Margaret Atwood
As a child, I was a hopeless bleeding heart. I would coddle the bunnies brought in by my cat in the middle of the night, wrapping them in towels and placing them in shoeboxes, only to find in the morning that they had died of shock. It was the same story with the birds that whanged into windows: Despite having been tenderly placed in woolen socks, few survived to fly again.

Although I was given a toy nurse kit, I wasn't interested in malingering dolls requiring sickbeds. What I wanted was instant resurrection, a magic wand that would restore life and health with one swift wave.

As you might suppose, I was also a sucker for Brownies and their songs. I can't remember whether I was a cheerful Gnome, helping mothers in their homes, or one of the laughing Elves, helping others, not themselves, or a frisky Pixie, helping mothers in their fixes. No matter; I absorbed these messages like blotting paper. I might as well have had the official motto, "Lend a hand," engraved on my forehead. If I saw an old lady standing on a corner, I knew it was my bounden duty to haul her across the street. The Me Generation probably grew out of its rejection of the Others First generation, namely mine.

As an adult, I did develop some restraint, but only some. My sister used to tell me, "I'm not asking you to do anything; just listen," but my fingers would start itching—I had such helpful ideas!—and sooner or later, out would come the towel and the shoebox, and whoever had shared their troubles with me would be wrapped up and popped into a container made of my excellent suggestions, from which I would expect them to emerge whole and rejoicing the very next day.

It was a replay of the rabbits. Sometimes, true, I got results, but mostly I just got the same walking wounded I'd started with, plus an extra dollop of dismay and guilt.

All this came to a head on one unpleasant occasion. My friend X turned up in the kitchen with a tale of woe. Our mutual friend Y, he said, was drinking way too much—she'd go through two bottles of Scotch in one day.

I knew about Y's drinking, and also about the fact that she would heave you out of her house if you even mentioned it. I knew I didn't have a clue as to what to do. I said all this. X gazed at me mournfully.
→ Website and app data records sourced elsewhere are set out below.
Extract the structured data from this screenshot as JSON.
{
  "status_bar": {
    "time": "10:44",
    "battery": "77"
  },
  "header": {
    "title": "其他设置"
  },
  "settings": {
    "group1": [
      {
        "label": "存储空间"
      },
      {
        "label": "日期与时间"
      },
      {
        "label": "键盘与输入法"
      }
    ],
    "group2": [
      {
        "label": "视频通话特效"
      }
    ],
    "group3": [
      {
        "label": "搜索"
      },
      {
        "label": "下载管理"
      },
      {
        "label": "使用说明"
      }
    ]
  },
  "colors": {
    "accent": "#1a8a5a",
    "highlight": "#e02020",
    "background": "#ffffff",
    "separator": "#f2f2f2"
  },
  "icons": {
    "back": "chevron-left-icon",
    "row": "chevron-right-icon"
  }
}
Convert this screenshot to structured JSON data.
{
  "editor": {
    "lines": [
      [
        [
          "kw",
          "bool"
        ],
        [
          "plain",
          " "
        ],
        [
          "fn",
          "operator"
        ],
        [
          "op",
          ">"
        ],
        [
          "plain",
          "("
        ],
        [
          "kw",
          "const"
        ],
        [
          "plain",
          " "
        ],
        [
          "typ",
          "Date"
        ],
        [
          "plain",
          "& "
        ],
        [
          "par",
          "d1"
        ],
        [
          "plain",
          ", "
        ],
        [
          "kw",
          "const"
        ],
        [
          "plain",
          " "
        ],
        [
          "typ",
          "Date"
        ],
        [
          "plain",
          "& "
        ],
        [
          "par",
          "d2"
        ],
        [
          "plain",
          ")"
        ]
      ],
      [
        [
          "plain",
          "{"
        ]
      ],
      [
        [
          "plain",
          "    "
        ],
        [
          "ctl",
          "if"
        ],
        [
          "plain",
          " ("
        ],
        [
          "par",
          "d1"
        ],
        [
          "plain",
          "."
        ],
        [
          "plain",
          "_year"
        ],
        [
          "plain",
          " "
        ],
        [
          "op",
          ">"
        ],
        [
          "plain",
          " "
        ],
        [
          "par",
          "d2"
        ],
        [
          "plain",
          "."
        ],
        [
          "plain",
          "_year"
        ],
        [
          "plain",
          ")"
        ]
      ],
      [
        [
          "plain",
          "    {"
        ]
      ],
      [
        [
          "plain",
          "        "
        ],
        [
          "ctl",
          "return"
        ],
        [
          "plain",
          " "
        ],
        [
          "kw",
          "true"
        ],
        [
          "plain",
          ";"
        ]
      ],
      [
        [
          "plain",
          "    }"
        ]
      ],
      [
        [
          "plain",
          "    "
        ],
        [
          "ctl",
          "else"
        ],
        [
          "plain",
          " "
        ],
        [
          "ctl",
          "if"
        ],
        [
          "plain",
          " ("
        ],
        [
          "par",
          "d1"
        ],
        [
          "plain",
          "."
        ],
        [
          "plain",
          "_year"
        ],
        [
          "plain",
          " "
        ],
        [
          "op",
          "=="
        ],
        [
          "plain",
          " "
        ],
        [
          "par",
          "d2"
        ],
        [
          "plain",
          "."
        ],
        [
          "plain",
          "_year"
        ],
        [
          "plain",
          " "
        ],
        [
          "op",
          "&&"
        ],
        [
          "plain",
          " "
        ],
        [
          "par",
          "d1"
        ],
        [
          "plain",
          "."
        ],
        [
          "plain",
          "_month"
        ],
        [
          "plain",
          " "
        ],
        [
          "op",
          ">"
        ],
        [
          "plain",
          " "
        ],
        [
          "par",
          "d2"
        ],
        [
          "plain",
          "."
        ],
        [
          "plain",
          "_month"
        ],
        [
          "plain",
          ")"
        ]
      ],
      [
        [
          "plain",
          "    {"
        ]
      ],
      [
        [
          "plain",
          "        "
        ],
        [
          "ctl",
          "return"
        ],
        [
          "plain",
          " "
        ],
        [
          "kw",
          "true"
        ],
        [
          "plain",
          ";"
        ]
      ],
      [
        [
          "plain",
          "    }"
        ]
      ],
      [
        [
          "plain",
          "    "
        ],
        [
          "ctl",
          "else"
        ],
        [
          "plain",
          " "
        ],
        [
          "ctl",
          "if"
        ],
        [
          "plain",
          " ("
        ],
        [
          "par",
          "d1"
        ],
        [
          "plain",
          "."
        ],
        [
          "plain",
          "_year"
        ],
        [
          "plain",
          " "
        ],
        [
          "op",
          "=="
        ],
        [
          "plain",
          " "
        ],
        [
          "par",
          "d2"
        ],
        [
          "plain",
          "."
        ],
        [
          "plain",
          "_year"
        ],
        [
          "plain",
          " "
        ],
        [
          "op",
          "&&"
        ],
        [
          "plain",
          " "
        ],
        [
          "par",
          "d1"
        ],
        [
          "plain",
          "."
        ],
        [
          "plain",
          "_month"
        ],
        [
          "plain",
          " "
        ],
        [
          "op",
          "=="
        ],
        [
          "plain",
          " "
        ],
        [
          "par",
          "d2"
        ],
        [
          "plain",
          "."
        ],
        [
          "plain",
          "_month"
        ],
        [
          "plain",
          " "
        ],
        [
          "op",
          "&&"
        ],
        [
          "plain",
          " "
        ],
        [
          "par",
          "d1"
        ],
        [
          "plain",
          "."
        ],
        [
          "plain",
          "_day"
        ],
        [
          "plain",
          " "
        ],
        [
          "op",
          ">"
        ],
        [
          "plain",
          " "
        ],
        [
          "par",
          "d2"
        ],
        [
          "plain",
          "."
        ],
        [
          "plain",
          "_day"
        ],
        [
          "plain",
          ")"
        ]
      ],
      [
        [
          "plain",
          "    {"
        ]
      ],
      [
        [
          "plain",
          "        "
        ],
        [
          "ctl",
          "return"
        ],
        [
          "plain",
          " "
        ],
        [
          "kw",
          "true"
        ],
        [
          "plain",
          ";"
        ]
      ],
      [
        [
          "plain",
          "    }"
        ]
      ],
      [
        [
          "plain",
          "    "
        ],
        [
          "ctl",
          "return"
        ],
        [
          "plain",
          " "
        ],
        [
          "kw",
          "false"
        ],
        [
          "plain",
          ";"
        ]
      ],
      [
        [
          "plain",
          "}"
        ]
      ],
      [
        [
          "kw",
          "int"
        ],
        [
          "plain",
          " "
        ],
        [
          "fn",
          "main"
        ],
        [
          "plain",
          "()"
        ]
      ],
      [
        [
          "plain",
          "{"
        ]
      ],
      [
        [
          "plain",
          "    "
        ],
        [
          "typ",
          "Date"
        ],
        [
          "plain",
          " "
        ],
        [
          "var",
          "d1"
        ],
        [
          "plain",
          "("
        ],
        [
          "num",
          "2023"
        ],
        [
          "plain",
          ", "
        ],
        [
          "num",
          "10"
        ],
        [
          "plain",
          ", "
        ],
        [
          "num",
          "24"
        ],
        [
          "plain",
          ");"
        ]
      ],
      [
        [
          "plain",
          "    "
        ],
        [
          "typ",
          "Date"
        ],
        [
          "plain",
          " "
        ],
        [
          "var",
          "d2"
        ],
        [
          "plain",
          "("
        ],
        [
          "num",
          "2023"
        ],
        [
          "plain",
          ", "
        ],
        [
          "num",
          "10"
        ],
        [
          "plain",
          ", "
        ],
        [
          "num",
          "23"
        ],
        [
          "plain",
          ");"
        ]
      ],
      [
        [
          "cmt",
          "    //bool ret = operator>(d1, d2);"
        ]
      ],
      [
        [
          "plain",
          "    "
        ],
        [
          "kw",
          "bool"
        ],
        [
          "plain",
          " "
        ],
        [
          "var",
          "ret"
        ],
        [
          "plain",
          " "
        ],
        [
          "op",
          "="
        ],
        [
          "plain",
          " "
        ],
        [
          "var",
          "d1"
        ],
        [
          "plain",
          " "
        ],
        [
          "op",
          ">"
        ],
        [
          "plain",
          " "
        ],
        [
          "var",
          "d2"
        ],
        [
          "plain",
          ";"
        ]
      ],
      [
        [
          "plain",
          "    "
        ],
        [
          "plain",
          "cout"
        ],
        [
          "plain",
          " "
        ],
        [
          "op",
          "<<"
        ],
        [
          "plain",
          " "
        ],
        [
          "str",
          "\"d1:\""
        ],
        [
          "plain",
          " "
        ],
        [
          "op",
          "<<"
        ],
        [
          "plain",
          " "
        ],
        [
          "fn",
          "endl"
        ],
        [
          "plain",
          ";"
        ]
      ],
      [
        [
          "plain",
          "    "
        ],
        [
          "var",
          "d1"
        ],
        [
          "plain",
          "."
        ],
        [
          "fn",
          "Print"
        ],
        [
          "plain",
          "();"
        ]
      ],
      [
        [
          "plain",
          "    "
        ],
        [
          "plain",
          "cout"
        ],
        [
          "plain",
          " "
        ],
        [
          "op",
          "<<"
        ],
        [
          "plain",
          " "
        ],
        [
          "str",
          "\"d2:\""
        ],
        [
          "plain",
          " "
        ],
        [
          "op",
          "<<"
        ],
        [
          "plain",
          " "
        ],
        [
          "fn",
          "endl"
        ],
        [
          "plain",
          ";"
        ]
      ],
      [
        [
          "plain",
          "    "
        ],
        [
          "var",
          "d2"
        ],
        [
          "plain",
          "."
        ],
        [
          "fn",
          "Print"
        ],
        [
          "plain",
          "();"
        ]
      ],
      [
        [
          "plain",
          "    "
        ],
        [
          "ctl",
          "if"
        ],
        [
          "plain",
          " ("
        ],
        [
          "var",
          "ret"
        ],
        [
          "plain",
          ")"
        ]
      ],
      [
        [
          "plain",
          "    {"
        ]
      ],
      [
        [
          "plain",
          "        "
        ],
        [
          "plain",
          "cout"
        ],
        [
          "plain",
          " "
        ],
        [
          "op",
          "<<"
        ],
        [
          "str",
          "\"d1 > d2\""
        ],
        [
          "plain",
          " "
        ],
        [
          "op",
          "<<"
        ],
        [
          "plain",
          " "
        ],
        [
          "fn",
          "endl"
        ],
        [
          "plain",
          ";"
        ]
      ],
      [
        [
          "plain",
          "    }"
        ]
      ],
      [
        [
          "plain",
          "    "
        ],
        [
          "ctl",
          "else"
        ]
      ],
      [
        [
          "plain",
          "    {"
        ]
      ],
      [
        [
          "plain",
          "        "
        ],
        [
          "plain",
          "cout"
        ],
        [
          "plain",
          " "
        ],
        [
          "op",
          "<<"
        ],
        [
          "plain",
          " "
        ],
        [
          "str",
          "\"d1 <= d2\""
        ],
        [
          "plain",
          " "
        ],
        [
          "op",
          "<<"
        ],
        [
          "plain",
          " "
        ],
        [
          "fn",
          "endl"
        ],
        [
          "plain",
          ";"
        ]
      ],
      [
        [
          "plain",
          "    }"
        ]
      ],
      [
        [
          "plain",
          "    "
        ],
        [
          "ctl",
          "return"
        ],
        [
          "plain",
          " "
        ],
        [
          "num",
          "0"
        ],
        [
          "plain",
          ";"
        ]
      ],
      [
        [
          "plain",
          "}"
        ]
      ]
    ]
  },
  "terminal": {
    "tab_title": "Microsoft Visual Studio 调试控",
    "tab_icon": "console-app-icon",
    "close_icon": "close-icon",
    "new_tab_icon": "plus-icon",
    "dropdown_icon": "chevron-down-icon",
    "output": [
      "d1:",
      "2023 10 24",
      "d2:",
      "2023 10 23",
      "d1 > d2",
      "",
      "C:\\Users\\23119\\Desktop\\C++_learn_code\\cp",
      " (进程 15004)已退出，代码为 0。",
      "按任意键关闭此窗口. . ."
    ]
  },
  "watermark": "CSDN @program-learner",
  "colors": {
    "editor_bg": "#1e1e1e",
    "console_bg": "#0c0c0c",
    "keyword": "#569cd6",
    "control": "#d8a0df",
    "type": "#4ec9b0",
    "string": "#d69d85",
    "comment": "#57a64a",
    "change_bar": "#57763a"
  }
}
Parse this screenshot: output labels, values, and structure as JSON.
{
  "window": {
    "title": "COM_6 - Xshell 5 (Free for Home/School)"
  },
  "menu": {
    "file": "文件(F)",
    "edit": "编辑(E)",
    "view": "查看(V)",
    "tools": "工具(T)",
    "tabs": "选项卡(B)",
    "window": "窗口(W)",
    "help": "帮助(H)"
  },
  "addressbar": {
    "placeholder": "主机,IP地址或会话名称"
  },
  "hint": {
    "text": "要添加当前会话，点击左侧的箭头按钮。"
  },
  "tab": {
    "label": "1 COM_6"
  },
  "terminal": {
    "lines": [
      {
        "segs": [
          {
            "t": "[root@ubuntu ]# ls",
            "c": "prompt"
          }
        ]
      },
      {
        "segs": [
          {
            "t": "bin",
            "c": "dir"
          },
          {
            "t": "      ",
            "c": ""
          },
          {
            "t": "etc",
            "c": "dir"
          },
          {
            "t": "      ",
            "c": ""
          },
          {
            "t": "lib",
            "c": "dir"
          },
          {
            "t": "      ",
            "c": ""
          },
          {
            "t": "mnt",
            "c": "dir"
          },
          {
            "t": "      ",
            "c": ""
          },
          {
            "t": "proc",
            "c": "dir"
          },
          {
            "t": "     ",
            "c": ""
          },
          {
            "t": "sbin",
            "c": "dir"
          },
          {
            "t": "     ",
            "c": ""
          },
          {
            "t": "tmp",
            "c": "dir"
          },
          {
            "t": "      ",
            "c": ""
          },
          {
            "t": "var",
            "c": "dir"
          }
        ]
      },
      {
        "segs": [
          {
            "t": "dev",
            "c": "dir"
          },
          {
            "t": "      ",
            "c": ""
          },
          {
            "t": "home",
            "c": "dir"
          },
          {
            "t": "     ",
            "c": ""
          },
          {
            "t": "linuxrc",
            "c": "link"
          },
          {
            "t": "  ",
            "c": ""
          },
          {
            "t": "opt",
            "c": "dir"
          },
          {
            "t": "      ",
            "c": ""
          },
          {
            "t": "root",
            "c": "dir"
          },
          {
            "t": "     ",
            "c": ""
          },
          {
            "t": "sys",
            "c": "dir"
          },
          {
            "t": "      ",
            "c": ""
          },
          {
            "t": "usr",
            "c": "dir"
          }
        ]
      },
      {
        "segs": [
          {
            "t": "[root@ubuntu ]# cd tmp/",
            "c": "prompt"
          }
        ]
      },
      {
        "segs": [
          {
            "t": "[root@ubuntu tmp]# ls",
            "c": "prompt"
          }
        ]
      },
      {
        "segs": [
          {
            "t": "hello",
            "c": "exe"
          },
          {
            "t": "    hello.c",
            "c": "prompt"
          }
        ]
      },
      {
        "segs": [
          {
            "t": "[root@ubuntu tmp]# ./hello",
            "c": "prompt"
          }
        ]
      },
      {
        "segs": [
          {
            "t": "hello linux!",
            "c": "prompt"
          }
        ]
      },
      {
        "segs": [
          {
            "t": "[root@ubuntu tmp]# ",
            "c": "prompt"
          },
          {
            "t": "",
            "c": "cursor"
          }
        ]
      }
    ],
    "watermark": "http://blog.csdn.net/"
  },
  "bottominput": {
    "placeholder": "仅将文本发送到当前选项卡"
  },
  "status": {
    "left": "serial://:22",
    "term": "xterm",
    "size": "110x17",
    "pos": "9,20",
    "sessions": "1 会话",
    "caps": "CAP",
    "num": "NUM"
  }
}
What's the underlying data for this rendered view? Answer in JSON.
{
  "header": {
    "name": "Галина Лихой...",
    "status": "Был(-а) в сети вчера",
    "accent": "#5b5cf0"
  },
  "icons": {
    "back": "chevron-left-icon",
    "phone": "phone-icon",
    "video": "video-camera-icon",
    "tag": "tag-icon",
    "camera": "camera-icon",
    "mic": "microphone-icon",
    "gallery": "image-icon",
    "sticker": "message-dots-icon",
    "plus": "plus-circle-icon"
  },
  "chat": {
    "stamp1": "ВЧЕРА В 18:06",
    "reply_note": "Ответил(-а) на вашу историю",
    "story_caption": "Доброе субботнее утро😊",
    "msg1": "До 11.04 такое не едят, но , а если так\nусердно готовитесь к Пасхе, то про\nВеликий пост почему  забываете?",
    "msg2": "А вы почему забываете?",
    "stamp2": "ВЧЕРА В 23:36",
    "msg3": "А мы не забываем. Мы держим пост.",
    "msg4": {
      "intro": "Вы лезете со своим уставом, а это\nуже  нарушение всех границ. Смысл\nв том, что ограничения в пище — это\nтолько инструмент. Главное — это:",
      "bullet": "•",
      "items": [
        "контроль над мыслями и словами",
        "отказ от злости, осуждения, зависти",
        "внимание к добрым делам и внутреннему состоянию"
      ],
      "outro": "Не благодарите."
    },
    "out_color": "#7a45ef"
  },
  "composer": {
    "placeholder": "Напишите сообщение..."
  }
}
In that case, he said, the death of Y would be on my hands, and mine alone.

Bullshit is a useful word, but I did not use it. Y was a mother figure, and she was in a fix. How could a well-meaning Pixie such as myself do nothing? I said cautiously that I would go so far as to phone Y's daughter and tell her that many of Y's friends were very concerned, and were standing by if needed, to—you guessed it—lend a hand.

In due course, this conversation was reported to Y. The result was a volcanic explosion of rage and bile, aimed at me and shared with everyone we both knew. After a period of wincing and dodging the fallout, I finally got the message.

Aha, I thought. Some old ladies prefer their corners. They feel safer there. If they want help getting across the street, they'll ask for it. Meanwhile, quit thinking you have to be the proactive Tooth Fairy to the world. Just listen.